It was created by Jože Plečnik in the 1950s within the confiscated former monastery especially for the Ljubljana Festival. Major events are held on the open-air stage, while other venues include the Baroque-style Križanke Church, the Knight’s Hall and the Courtyard of Hell. The amphitheatre-like southern courtyard with its large retractable canopy has since proved to be a superb venue for classical, jazz, and rock concerts. The venue is managed by the Festival Ljubljana Public Institute and is available for hire.
Part of the former monastery premises is occupied by the Secondary School for Design and Photography.
Construction of the original Monastery of the Order of Teutonic Knights at Križanke is believed to have commenced in 1228. The earthquake of 1511 severely damaged the monastery buildings and they were partly rebuilt between 1567 and 1579. The original church was completely rebuilt in Baroque style between 1714 and 1715; it was designed by Venetian architect Domenico Rossi in a shape of a Greek cross, and was the first church of its kind in Slovenia. It has an ornate exterior and the gate area is accentuated with pilasters and a distinctive undulating dome. Slovene masters participated in the building process, including Gregor Maček, Sr., who designed the current city hall. The City Museum of Ljubljana keeps the original model of this church. The Knight’s Hall was also built during the 18th century.
Križanke continued to serve as a monastery until 1945, when the complex was nationalised. In 1952 representatives of the city of Ljubljana asked the architect Jože Plečnik to remodel the now derelict monastery into a venue for Ljubljana Festival. Plečnik’s last major contribution to the city (the works were completed in 1956) transformed the empty monastery into an open-air theatre and festival space. The complex’s original Gothic details were gradually subsumed by Renaissance and Baroque elements, as can be seen in the main courtyard, which features shallow archways and exuberantly-coloured graffiti.

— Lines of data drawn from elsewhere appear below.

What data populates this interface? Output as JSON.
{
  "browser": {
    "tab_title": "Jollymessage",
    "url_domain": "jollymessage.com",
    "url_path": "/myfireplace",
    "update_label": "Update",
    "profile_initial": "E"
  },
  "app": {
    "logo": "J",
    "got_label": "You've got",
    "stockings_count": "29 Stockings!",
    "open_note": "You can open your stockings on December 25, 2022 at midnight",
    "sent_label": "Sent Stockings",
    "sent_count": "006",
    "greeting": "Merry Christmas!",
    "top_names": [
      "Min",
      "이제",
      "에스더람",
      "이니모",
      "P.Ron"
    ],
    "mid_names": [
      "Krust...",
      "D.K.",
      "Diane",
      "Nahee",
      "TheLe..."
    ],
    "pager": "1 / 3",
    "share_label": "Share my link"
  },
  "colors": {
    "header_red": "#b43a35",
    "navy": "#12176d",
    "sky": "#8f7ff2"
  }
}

A variety of musical performances take place at the Križanke from late May to early June.